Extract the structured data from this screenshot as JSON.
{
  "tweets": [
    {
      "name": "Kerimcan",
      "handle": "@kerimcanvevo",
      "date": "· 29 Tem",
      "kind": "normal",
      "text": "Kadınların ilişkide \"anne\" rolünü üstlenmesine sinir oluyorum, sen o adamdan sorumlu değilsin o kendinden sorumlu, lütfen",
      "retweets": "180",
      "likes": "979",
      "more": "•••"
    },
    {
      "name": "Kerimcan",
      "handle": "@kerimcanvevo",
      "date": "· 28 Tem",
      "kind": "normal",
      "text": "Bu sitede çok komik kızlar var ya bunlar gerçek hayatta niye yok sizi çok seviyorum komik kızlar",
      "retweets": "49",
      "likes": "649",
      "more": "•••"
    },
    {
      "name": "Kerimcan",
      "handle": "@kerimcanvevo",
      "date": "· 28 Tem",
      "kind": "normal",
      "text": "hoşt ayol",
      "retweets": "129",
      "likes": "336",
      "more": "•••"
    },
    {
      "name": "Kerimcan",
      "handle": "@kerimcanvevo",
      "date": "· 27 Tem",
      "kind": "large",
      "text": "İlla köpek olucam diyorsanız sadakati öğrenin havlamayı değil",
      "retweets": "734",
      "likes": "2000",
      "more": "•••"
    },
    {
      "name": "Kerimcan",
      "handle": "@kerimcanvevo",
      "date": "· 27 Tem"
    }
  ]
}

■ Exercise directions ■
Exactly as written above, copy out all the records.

■ Answer to this exercise ■
Extract the structured data from this screenshot as JSON.
{
  "tweets": [
    {
      "name": "Kerimcan",
      "handle": "@kerimcanvevo",
      "date": "· 29 Tem",
      "kind": "normal",
      "text": "Kadınların ilişkide \"anne\" rolünü üstlenmesine sinir oluyorum, sen o adamdan sorumlu değilsin o kendinden sorumlu, lütfen",
      "retweets": "180",
      "likes": "979",
      "more": "•••"
    },
    {
      "name": "Kerimcan",
      "handle": "@kerimcanvevo",
      "date": "· 28 Tem",
      "kind": "normal",
      "text": "Bu sitede çok komik kızlar var ya bunlar gerçek hayatta niye yok sizi çok seviyorum komik kızlar",
      "retweets": "49",
      "likes": "649",
      "more": "•••"
    },
    {
      "name": "Kerimcan",
      "handle": "@kerimcanvevo",
      "date": "· 28 Tem",
      "kind": "normal",
      "text": "hoşt ayol",
      "retweets": "129",
      "likes": "336",
      "more": "•••"
    },
    {
      "name": "Kerimcan",
      "handle": "@kerimcanvevo",
      "date": "· 27 Tem",
      "kind": "large",
      "text": "İlla köpek olucam diyorsanız sadakati öğrenin havlamayı değil",
      "retweets": "734",
      "likes": "2000",
      "more": "•••"
    },
    {
      "name": "Kerimcan",
      "handle": "@kerimcanvevo",
      "date": "· 27 Tem"
    }
  ]
}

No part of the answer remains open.